Stored data:
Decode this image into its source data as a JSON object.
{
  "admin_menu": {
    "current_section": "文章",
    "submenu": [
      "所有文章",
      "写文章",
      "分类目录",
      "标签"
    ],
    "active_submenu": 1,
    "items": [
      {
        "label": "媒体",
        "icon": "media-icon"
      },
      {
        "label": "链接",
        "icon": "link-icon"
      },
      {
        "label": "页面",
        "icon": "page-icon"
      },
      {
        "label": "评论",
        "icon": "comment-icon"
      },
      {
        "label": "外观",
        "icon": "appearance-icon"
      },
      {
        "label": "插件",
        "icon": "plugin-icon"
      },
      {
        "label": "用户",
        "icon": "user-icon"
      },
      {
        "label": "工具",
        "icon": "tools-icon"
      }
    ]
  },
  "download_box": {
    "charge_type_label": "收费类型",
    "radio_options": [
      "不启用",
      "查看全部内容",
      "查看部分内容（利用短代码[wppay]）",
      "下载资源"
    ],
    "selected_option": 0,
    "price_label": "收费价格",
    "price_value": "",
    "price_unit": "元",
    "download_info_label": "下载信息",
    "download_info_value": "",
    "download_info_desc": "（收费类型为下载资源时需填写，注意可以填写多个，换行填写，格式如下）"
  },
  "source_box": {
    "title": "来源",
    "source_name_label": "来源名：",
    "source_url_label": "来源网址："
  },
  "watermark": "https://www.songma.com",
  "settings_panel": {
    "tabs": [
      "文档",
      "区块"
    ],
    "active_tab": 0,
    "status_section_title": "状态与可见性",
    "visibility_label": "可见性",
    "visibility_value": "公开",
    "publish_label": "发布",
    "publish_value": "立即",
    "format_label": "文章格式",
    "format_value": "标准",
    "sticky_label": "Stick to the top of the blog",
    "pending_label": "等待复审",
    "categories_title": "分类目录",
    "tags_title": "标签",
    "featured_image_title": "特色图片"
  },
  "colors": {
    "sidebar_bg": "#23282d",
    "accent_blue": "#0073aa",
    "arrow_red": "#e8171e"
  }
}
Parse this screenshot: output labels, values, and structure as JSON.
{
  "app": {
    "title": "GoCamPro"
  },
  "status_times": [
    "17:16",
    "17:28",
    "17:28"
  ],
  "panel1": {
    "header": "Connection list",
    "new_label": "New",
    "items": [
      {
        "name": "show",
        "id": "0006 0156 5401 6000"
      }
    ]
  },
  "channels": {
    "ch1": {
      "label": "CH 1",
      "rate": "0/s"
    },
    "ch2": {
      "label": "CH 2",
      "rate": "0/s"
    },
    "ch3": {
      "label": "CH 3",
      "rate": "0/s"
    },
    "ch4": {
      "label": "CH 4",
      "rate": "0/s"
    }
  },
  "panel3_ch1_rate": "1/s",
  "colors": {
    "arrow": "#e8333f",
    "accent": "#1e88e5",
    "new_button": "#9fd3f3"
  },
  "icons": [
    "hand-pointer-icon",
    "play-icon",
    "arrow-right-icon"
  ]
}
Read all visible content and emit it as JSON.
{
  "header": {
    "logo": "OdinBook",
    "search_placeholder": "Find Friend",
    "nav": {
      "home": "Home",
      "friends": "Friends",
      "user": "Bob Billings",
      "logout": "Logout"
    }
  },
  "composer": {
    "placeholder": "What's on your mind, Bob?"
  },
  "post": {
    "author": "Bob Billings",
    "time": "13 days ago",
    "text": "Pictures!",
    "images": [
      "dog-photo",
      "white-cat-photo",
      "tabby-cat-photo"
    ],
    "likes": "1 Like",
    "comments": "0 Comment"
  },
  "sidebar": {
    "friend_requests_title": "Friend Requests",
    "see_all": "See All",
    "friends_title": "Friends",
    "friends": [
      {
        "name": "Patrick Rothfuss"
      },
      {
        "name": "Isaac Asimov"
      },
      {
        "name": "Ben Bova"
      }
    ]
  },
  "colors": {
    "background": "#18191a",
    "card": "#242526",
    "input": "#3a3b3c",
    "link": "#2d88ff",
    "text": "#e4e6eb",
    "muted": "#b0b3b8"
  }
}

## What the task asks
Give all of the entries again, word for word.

## Solution to this problem
Decode this image into its source data as a JSON object.
{
  "admin_menu": {
    "current_section": "文章",
    "submenu": [
      "所有文章",
      "写文章",
      "分类目录",
      "标签"
    ],
    "active_submenu": 1,
    "items": [
      {
        "label": "媒体",
        "icon": "media-icon"
      },
      {
        "label": "链接",
        "icon": "link-icon"
      },
      {
        "label": "页面",
        "icon": "page-icon"
      },
      {
        "label": "评论",
        "icon": "comment-icon"
      },
      {
        "label": "外观",
        "icon": "appearance-icon"
      },
      {
        "label": "插件",
        "icon": "plugin-icon"
      },
      {
        "label": "用户",
        "icon": "user-icon"
      },
      {
        "label": "工具",
        "icon": "tools-icon"
      }
    ]
  },
  "download_box": {
    "charge_type_label": "收费类型",
    "radio_options": [
      "不启用",
      "查看全部内容",
      "查看部分内容（利用短代码[wppay]）",
      "下载资源"
    ],
    "selected_option": 0,
    "price_label": "收费价格",
    "price_value": "",
    "price_unit": "元",
    "download_info_label": "下载信息",
    "download_info_value": "",
    "download_info_desc": "（收费类型为下载资源时需填写，注意可以填写多个，换行填写，格式如下）"
  },
  "source_box": {
    "title": "来源",
    "source_name_label": "来源名：",
    "source_url_label": "来源网址："
  },
  "watermark": "https://www.songma.com",
  "settings_panel": {
    "tabs": [
      "文档",
      "区块"
    ],
    "active_tab": 0,
    "status_section_title": "状态与可见性",
    "visibility_label": "可见性",
    "visibility_value": "公开",
    "publish_label": "发布",
    "publish_value": "立即",
    "format_label": "文章格式",
    "format_value": "标准",
    "sticky_label": "Stick to the top of the blog",
    "pending_label": "等待复审",
    "categories_title": "分类目录",
    "tags_title": "标签",
    "featured_image_title": "特色图片"
  },
  "colors": {
    "sidebar_bg": "#23282d",
    "accent_blue": "#0073aa",
    "arrow_red": "#e8171e"
  }
}
Parse this screenshot: output labels, values, and structure as JSON.
{
  "app": {
    "title": "GoCamPro"
  },
  "status_times": [
    "17:16",
    "17:28",
    "17:28"
  ],
  "panel1": {
    "header": "Connection list",
    "new_label": "New",
    "items": [
      {
        "name": "show",
        "id": "0006 0156 5401 6000"
      }
    ]
  },
  "channels": {
    "ch1": {
      "label": "CH 1",
      "rate": "0/s"
    },
    "ch2": {
      "label": "CH 2",
      "rate": "0/s"
    },
    "ch3": {
      "label": "CH 3",
      "rate": "0/s"
    },
    "ch4": {
      "label": "CH 4",
      "rate": "0/s"
    }
  },
  "panel3_ch1_rate": "1/s",
  "colors": {
    "arrow": "#e8333f",
    "accent": "#1e88e5",
    "new_button": "#9fd3f3"
  },
  "icons": [
    "hand-pointer-icon",
    "play-icon",
    "arrow-right-icon"
  ]
}
Read all visible content and emit it as JSON.
{
  "header": {
    "logo": "OdinBook",
    "search_placeholder": "Find Friend",
    "nav": {
      "home": "Home",
      "friends": "Friends",
      "user": "Bob Billings",
      "logout": "Logout"
    }
  },
  "composer": {
    "placeholder": "What's on your mind, Bob?"
  },
  "post": {
    "author": "Bob Billings",
    "time": "13 days ago",
    "text": "Pictures!",
    "images": [
      "dog-photo",
      "white-cat-photo",
      "tabby-cat-photo"
    ],
    "likes": "1 Like",
    "comments": "0 Comment"
  },
  "sidebar": {
    "friend_requests_title": "Friend Requests",
    "see_all": "See All",
    "friends_title": "Friends",
    "friends": [
      {
        "name": "Patrick Rothfuss"
      },
      {
        "name": "Isaac Asimov"
      },
      {
        "name": "Ben Bova"
      }
    ]
  },
  "colors": {
    "background": "#18191a",
    "card": "#242526",
    "input": "#3a3b3c",
    "link": "#2d88ff",
    "text": "#e4e6eb",
    "muted": "#b0b3b8"
  }
}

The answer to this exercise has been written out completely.